This Fourth of July, as we commemorate the adoption of the Declaration of Independence just as we’ve done every year since 1776, we also celebrate the 175th anniversary of the 1836 Patent Act.
The Act marked the creation of the first United States Patent Office, designed to streamline patent application and registration procedures. While this first office went up in flames in the Great Patent Fire of 1836, it eventually led to the creation of the United States Patent and Trademark Office, which handles all patent matters in the U.S. today.
As the Constitution gives Congress the power to enact patent laws, the USPTO carries out Congress’s directives.
The first patent law was enacted in 1790 and revised in 1793. The 1836 Patent Act made the Patent Office a part of the State Department and re-numbered patents starting with 1, marking all previous patents with the suffix “X”. In 1849, the Patent Office was transferred to the Department of the Interior, where it still resides.
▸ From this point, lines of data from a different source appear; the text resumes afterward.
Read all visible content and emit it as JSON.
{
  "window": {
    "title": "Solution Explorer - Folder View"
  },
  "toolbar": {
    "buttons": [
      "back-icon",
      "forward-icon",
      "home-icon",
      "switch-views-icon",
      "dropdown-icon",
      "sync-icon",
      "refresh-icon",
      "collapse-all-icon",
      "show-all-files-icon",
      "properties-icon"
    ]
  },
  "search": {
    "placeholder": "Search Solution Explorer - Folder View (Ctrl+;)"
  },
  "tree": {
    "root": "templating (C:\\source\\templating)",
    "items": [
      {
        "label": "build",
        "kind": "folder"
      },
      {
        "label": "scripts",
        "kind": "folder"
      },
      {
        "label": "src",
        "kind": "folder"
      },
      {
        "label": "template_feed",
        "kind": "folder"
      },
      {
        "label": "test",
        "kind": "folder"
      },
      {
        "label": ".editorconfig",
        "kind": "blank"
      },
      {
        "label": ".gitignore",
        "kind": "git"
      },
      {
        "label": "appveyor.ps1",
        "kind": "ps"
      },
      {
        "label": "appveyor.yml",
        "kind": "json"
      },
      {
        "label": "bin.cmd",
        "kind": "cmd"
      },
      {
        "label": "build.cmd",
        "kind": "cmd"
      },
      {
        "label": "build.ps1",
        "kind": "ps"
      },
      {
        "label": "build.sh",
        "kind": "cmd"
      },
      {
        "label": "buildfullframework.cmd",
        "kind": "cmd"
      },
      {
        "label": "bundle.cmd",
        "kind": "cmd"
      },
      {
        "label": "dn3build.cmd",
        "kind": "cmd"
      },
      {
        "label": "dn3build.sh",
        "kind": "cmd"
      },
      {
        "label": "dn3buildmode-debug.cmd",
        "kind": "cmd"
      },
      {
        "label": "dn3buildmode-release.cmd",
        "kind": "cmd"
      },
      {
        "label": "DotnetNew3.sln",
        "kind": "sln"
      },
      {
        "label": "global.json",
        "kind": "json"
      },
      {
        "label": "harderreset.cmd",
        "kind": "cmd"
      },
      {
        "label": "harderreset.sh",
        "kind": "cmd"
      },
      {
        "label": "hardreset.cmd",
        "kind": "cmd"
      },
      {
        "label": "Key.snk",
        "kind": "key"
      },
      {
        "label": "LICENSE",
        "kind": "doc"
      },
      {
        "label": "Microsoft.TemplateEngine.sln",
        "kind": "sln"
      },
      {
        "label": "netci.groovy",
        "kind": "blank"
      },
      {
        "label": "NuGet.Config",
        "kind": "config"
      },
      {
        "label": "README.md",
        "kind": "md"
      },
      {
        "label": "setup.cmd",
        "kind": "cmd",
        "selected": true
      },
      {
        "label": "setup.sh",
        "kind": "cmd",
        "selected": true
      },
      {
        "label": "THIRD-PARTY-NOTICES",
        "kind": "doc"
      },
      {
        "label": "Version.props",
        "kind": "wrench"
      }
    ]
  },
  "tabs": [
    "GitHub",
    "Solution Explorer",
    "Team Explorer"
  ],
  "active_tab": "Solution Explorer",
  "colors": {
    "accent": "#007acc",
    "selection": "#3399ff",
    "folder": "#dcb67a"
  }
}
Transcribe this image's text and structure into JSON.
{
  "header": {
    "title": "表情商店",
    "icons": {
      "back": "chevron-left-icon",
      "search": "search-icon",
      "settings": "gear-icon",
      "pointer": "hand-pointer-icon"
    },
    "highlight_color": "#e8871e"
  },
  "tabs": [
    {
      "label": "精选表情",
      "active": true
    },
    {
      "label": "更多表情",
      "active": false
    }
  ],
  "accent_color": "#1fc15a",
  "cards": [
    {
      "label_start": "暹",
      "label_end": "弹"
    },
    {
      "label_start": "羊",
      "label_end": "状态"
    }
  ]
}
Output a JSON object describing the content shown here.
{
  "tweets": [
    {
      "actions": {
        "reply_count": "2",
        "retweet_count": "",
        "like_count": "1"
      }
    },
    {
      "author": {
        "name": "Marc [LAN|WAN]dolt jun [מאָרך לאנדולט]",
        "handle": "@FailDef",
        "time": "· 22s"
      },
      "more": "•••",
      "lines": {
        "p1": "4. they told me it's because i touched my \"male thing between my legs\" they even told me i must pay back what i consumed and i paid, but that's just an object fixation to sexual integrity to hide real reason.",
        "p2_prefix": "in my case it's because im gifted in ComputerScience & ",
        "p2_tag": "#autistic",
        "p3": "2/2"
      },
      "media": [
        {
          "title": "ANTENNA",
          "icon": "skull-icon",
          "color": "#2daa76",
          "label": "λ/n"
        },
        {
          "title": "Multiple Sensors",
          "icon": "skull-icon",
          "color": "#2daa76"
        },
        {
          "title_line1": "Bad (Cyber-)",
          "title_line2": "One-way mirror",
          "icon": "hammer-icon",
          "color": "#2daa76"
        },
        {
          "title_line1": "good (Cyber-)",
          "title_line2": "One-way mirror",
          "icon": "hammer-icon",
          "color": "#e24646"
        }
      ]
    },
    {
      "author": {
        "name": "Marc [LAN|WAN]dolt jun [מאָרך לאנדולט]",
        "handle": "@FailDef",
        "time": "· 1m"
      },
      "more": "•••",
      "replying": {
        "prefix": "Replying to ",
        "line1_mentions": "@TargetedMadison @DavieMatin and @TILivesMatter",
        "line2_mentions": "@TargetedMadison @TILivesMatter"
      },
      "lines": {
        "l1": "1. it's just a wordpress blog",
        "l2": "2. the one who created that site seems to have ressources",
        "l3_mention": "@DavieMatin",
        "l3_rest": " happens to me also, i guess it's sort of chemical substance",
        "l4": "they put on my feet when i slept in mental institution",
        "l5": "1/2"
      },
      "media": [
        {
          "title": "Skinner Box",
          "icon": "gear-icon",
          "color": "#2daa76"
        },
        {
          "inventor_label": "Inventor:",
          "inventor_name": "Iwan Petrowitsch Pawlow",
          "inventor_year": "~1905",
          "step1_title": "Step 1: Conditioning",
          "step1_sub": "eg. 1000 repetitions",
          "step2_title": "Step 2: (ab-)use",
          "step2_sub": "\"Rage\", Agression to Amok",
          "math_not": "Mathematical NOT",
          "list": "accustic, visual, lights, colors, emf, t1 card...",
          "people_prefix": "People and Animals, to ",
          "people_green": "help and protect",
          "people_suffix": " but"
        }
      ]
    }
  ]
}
The depression of 1850 created an unfavorable view of patents; as such, patent laws weren’t revised again until the early 1950s. The most recent revision was the American Inventors Protection Act of 1999.
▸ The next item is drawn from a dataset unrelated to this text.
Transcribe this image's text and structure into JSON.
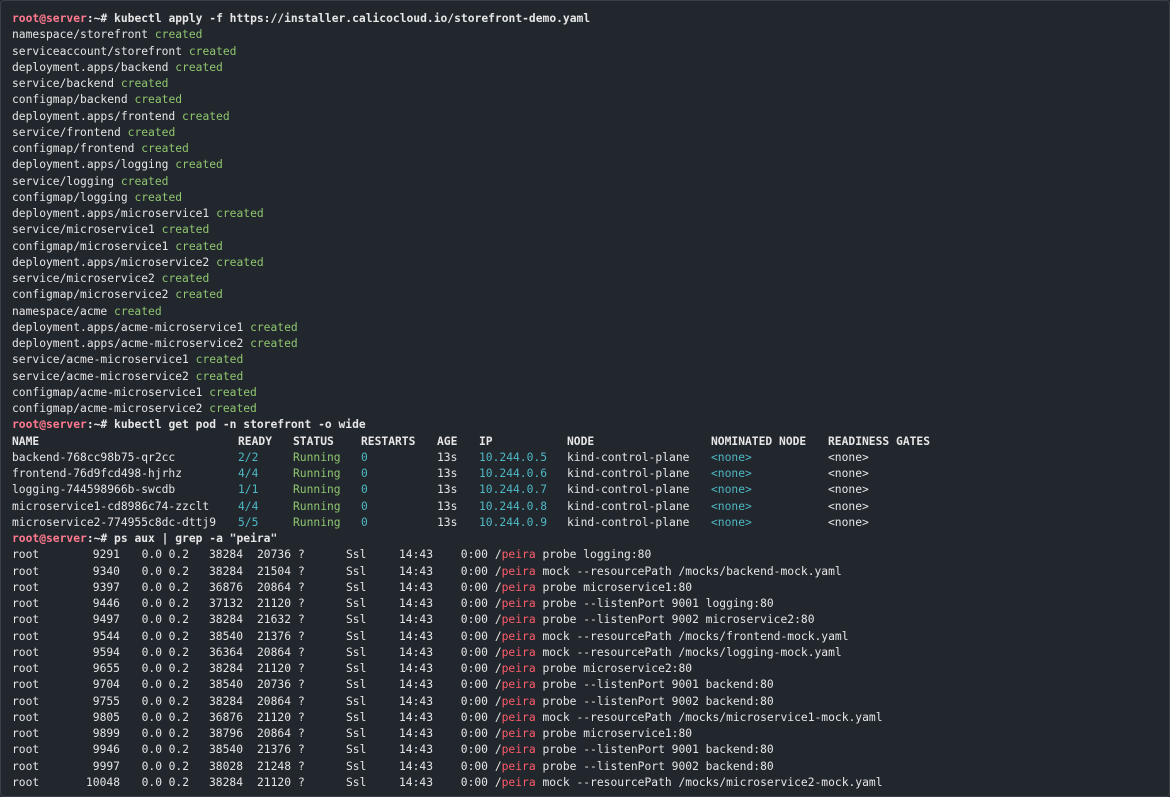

Because of the current backlog of patent applications, bills have been introduced in both the House and Senate to again reform patent legislation. However, differences in the bills could delay passage of this critical legislation.
The USPTO is proactive on this front. Working as its own advocate, the USPTO recently held a gathering at Stanford University to address how it can improve customer service and reduce the backlog of patent applications. Since a significant percentage of the USPTO’s work involves medicines and medical devices, such improvements could mean accelerated access to new or improved products.
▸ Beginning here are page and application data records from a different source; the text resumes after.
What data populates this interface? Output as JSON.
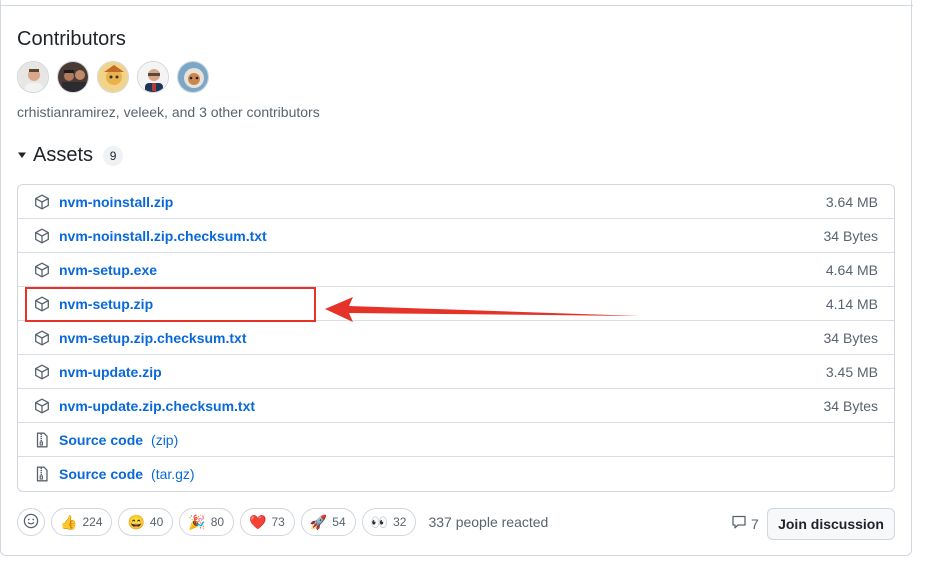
{
  "contributors": {
    "title": "Contributors",
    "avatars": [
      "avatar-1",
      "avatar-2",
      "avatar-3",
      "avatar-4",
      "avatar-5"
    ],
    "summary": "crhistianramirez, veleek, and 3 other contributors"
  },
  "assets": {
    "title": "Assets",
    "count": "9",
    "items": [
      {
        "name": "nvm-noinstall.zip",
        "size": "3.64 MB",
        "icon": "package-icon"
      },
      {
        "name": "nvm-noinstall.zip.checksum.txt",
        "size": "34 Bytes",
        "icon": "package-icon"
      },
      {
        "name": "nvm-setup.exe",
        "size": "4.64 MB",
        "icon": "package-icon"
      },
      {
        "name": "nvm-setup.zip",
        "size": "4.14 MB",
        "icon": "package-icon"
      },
      {
        "name": "nvm-setup.zip.checksum.txt",
        "size": "34 Bytes",
        "icon": "package-icon"
      },
      {
        "name": "nvm-update.zip",
        "size": "3.45 MB",
        "icon": "package-icon"
      },
      {
        "name": "nvm-update.zip.checksum.txt",
        "size": "34 Bytes",
        "icon": "package-icon"
      },
      {
        "name": "Source code",
        "suffix": "(zip)",
        "icon": "file-zip-icon"
      },
      {
        "name": "Source code",
        "suffix": "(tar.gz)",
        "icon": "file-zip-icon"
      }
    ]
  },
  "reactions": {
    "items": [
      {
        "emoji": "👍",
        "count": "224",
        "icon": "thumbs-up-icon"
      },
      {
        "emoji": "😄",
        "count": "40",
        "icon": "laugh-icon"
      },
      {
        "emoji": "🎉",
        "count": "80",
        "icon": "hooray-icon"
      },
      {
        "emoji": "❤️",
        "count": "73",
        "icon": "heart-icon"
      },
      {
        "emoji": "🚀",
        "count": "54",
        "icon": "rocket-icon"
      },
      {
        "emoji": "👀",
        "count": "32",
        "icon": "eyes-icon"
      }
    ],
    "summary": "337 people reacted"
  },
  "discussion": {
    "comment_count": "7",
    "join_label": "Join discussion"
  },
  "colors": {
    "link": "#0969da",
    "highlight": "#e5332a"
  }
}
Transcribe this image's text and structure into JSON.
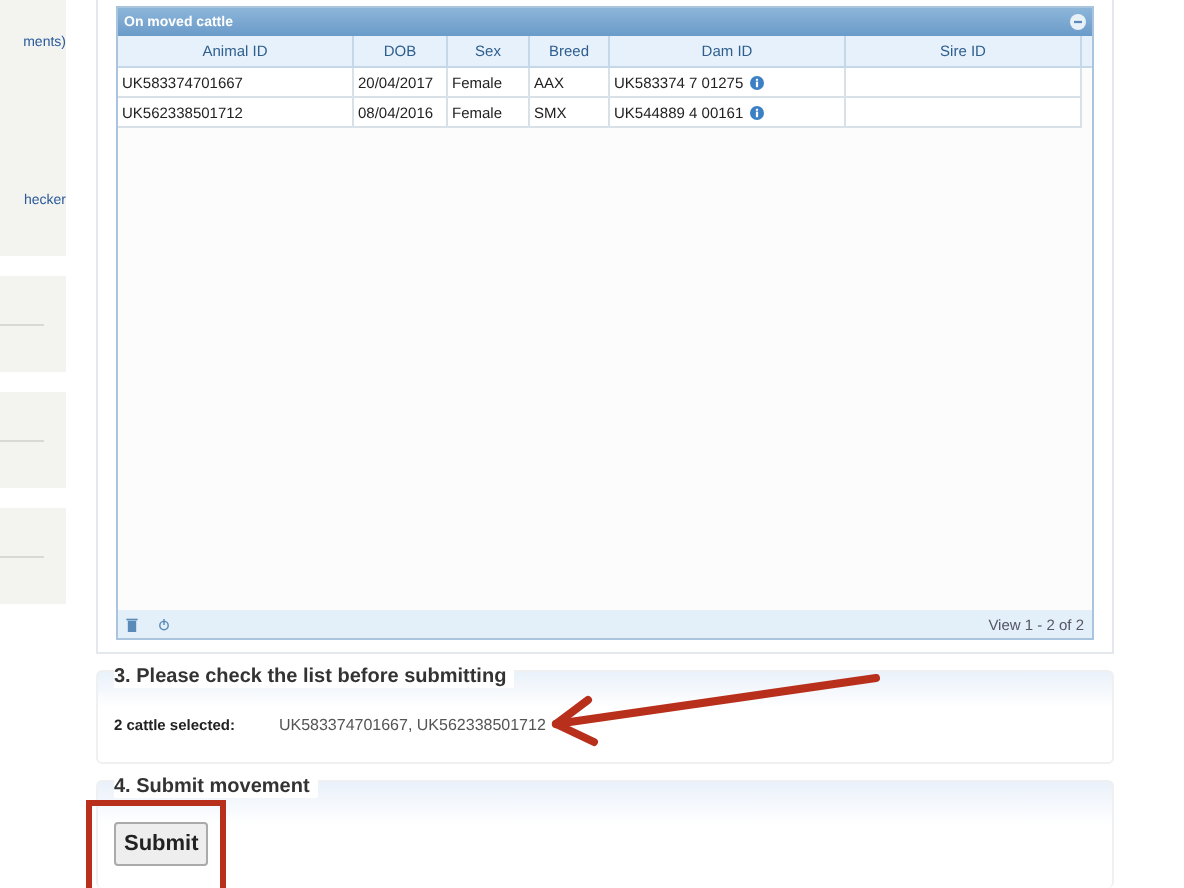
{
  "sidebar": {
    "items": [
      {
        "text": "ments)"
      },
      {
        "text": "hecker"
      }
    ]
  },
  "grid": {
    "title": "On moved cattle",
    "columns": [
      "Animal ID",
      "DOB",
      "Sex",
      "Breed",
      "Dam ID",
      "Sire ID"
    ],
    "rows": [
      {
        "cells": [
          "UK583374701667",
          "20/04/2017",
          "Female",
          "AAX",
          "UK583374 7 01275",
          ""
        ]
      },
      {
        "cells": [
          "UK562338501712",
          "08/04/2016",
          "Female",
          "SMX",
          "UK544889 4 00161",
          ""
        ]
      }
    ],
    "pager": "View 1 - 2 of 2"
  },
  "check_section": {
    "title": "3. Please check the list before submitting",
    "label": "2 cattle selected:",
    "value": "UK583374701667, UK562338501712"
  },
  "submit_section": {
    "title": "4. Submit movement",
    "button": "Submit"
  }
}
In a letter to Speaker of the House John Boehner (R-OH) and Minority Leader Nancy Pelosi (D-CA), Research!America President and CEO Mary Woolley declared Research!America’s support of this patent reform legislation.
“Meaningful reform of our patent system is a long-time goal, the fulfillment of which will bear on our nation’s capacity for innovation in an increasingly competitive global economy and have a positive effect on the U.S. pipeline of new medical treatments,” Woolley wrote.